Life Model: Charles White and his Students

Charles White Elementary School Gallery | 2401 Wilshire Boulevard, Los Angeles, California 90057
February 16, 2019–September 19, 2019
Life Model: Charles White and his Students Exhibition Image

Presented at the original Otis Art Institute campus where Charles White was the first African American faculty member (now an eponymous elementary school and LACMA satellite), this companion exhibition to Charles White: A Retrospective illuminates the artist’s impact as a teacher. Beyond fostering technical skills, White urged his students to be “thinking artists” and hone distinct points of view. Indicative of this encouragement, the show features artwork in diverse media and modes of expression, alongside sketchbooks, photographs, and archival footage that illuminate his pedagogy.

For black artists in Los Angeles like Kerry James Marshall, Ulysses Jenkins, and Richard Wyatt, White represented a model for carving out a place in the racist art establishment. For others, his influence is most evident in their own work—the celebratory depictions of blackness in Corky McCoy’s album covers, Kent Twitchell and Eloy Torrez's portraiture, and the sociopolitical commentary in David Hammons and Judithe Hernandez’s work.

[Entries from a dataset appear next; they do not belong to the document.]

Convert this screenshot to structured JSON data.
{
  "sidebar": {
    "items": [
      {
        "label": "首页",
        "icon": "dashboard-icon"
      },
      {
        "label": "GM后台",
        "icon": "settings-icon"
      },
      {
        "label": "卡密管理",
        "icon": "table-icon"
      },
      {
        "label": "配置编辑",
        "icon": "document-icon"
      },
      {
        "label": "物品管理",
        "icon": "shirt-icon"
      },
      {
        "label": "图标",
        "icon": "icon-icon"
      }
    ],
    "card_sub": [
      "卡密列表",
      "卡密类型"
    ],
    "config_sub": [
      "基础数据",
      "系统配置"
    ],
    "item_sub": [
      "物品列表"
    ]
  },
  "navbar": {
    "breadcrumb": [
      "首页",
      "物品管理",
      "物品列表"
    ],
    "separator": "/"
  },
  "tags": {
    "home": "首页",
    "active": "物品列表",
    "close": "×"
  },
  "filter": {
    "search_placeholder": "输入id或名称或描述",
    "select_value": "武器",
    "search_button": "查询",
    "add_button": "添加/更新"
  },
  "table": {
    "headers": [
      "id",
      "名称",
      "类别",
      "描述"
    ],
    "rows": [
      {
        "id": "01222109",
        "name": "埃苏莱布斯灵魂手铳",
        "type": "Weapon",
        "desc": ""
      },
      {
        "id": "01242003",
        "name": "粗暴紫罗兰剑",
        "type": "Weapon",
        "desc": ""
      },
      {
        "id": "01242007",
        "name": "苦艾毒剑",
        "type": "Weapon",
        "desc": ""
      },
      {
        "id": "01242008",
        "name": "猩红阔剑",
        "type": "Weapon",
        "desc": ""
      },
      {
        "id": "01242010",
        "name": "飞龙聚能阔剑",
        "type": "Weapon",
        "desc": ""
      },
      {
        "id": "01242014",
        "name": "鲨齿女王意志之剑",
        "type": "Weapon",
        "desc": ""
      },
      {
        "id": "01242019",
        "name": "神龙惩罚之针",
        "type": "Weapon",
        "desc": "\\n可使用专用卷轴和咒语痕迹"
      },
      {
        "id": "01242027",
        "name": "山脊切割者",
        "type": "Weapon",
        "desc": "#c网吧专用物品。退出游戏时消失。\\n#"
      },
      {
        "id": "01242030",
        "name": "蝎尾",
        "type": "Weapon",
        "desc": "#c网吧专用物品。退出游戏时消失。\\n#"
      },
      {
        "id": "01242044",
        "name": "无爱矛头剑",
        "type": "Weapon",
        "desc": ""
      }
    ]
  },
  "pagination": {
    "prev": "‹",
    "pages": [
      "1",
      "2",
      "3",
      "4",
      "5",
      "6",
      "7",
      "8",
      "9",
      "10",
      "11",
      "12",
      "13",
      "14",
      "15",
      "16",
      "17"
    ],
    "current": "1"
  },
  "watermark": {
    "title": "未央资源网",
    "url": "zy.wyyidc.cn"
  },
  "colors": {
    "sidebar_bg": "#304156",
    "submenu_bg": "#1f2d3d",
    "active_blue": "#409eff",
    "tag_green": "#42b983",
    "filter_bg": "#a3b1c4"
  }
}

Collectively, the assembled objects lend a fuller understanding of White’s legacy. One of the most important artists of his time, White cultivated some of the most significant artists of ours.

This exhibition was organized by the Los Angeles County Museum of Art and curated by C. Ian White and Sarah Jesse.

The renovation of the Charles White Elementary School Gallery is generously supported in part by the Los Angeles County Quality and Productivity Commission through the Productivity Investment Fund. Exhibitions and education programs at the Charles White Elementary School Gallery are made possible through the Anna H. Bing Children's Art Endowment Fund. Additional support is provided by the Michael Asher Foundation.

Image: Kent Twitchell, Portrait of Charles White, 1977, Los Angeles County Museum of Art, gift of Benjamin Horowitz, © Kent Twitchell